The data beneath this task is to be duplicated exactly, in its entirety.

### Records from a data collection
----------------------------------------
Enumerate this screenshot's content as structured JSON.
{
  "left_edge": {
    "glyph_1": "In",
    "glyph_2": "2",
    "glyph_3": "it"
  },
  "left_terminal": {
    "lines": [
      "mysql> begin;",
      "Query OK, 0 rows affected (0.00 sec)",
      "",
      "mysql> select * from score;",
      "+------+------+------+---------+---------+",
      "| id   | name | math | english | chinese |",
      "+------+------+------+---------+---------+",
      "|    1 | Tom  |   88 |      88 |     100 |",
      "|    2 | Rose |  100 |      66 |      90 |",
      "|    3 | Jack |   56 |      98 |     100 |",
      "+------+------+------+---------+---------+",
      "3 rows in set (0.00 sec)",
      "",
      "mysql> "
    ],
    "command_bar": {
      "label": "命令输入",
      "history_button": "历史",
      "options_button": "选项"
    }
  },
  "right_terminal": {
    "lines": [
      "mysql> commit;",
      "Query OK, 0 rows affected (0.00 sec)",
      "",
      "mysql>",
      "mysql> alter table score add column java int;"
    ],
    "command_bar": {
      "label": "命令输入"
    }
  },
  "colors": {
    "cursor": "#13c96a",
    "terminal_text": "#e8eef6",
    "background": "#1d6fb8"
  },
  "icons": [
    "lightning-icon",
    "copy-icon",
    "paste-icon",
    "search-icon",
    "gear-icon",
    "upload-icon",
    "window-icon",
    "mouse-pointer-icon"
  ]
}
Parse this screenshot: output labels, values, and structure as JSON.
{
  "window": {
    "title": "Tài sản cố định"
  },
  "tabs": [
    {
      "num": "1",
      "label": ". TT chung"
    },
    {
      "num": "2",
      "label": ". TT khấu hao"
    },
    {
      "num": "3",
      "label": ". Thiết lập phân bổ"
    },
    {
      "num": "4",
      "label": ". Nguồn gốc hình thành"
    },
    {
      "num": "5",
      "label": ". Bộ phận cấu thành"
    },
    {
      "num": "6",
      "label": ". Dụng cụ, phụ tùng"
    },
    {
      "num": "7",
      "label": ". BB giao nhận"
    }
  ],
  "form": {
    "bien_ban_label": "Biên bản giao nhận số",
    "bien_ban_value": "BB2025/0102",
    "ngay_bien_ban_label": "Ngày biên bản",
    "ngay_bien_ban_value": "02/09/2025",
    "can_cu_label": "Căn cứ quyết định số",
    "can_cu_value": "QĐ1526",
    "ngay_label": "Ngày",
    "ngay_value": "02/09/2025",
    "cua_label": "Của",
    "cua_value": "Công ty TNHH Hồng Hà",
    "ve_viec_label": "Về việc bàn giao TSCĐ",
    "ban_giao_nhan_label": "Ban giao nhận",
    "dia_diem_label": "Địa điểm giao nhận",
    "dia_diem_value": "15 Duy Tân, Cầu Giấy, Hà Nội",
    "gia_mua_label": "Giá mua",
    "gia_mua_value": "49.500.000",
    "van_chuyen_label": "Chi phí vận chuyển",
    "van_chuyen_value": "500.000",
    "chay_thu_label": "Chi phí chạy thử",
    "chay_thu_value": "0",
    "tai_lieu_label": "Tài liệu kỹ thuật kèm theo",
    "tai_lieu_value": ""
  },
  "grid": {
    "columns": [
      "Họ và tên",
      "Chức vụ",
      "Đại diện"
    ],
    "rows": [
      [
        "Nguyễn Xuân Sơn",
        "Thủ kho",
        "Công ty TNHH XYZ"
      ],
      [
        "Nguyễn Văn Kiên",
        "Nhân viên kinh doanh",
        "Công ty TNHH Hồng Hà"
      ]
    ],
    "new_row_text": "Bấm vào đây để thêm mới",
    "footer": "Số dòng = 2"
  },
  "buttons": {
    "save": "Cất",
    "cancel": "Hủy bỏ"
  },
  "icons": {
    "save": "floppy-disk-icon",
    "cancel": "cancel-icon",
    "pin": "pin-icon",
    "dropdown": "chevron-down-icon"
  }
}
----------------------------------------
### Exercise solution
Enumerate this screenshot's content as structured JSON.
{
  "left_edge": {
    "glyph_1": "In",
    "glyph_2": "2",
    "glyph_3": "it"
  },
  "left_terminal": {
    "lines": [
      "mysql> begin;",
      "Query OK, 0 rows affected (0.00 sec)",
      "",
      "mysql> select * from score;",
      "+------+------+------+---------+---------+",
      "| id   | name | math | english | chinese |",
      "+------+------+------+---------+---------+",
      "|    1 | Tom  |   88 |      88 |     100 |",
      "|    2 | Rose |  100 |      66 |      90 |",
      "|    3 | Jack |   56 |      98 |     100 |",
      "+------+------+------+---------+---------+",
      "3 rows in set (0.00 sec)",
      "",
      "mysql> "
    ],
    "command_bar": {
      "label": "命令输入",
      "history_button": "历史",
      "options_button": "选项"
    }
  },
  "right_terminal": {
    "lines": [
      "mysql> commit;",
      "Query OK, 0 rows affected (0.00 sec)",
      "",
      "mysql>",
      "mysql> alter table score add column java int;"
    ],
    "command_bar": {
      "label": "命令输入"
    }
  },
  "colors": {
    "cursor": "#13c96a",
    "terminal_text": "#e8eef6",
    "background": "#1d6fb8"
  },
  "icons": [
    "lightning-icon",
    "copy-icon",
    "paste-icon",
    "search-icon",
    "gear-icon",
    "upload-icon",
    "window-icon",
    "mouse-pointer-icon"
  ]
}
Parse this screenshot: output labels, values, and structure as JSON.
{
  "window": {
    "title": "Tài sản cố định"
  },
  "tabs": [
    {
      "num": "1",
      "label": ". TT chung"
    },
    {
      "num": "2",
      "label": ". TT khấu hao"
    },
    {
      "num": "3",
      "label": ". Thiết lập phân bổ"
    },
    {
      "num": "4",
      "label": ". Nguồn gốc hình thành"
    },
    {
      "num": "5",
      "label": ". Bộ phận cấu thành"
    },
    {
      "num": "6",
      "label": ". Dụng cụ, phụ tùng"
    },
    {
      "num": "7",
      "label": ". BB giao nhận"
    }
  ],
  "form": {
    "bien_ban_label": "Biên bản giao nhận số",
    "bien_ban_value": "BB2025/0102",
    "ngay_bien_ban_label": "Ngày biên bản",
    "ngay_bien_ban_value": "02/09/2025",
    "can_cu_label": "Căn cứ quyết định số",
    "can_cu_value": "QĐ1526",
    "ngay_label": "Ngày",
    "ngay_value": "02/09/2025",
    "cua_label": "Của",
    "cua_value": "Công ty TNHH Hồng Hà",
    "ve_viec_label": "Về việc bàn giao TSCĐ",
    "ban_giao_nhan_label": "Ban giao nhận",
    "dia_diem_label": "Địa điểm giao nhận",
    "dia_diem_value": "15 Duy Tân, Cầu Giấy, Hà Nội",
    "gia_mua_label": "Giá mua",
    "gia_mua_value": "49.500.000",
    "van_chuyen_label": "Chi phí vận chuyển",
    "van_chuyen_value": "500.000",
    "chay_thu_label": "Chi phí chạy thử",
    "chay_thu_value": "0",
    "tai_lieu_label": "Tài liệu kỹ thuật kèm theo",
    "tai_lieu_value": ""
  },
  "grid": {
    "columns": [
      "Họ và tên",
      "Chức vụ",
      "Đại diện"
    ],
    "rows": [
      [
        "Nguyễn Xuân Sơn",
        "Thủ kho",
        "Công ty TNHH XYZ"
      ],
      [
        "Nguyễn Văn Kiên",
        "Nhân viên kinh doanh",
        "Công ty TNHH Hồng Hà"
      ]
    ],
    "new_row_text": "Bấm vào đây để thêm mới",
    "footer": "Số dòng = 2"
  },
  "buttons": {
    "save": "Cất",
    "cancel": "Hủy bỏ"
  },
  "icons": {
    "save": "floppy-disk-icon",
    "cancel": "cancel-icon",
    "pin": "pin-icon",
    "dropdown": "chevron-down-icon"
  }
}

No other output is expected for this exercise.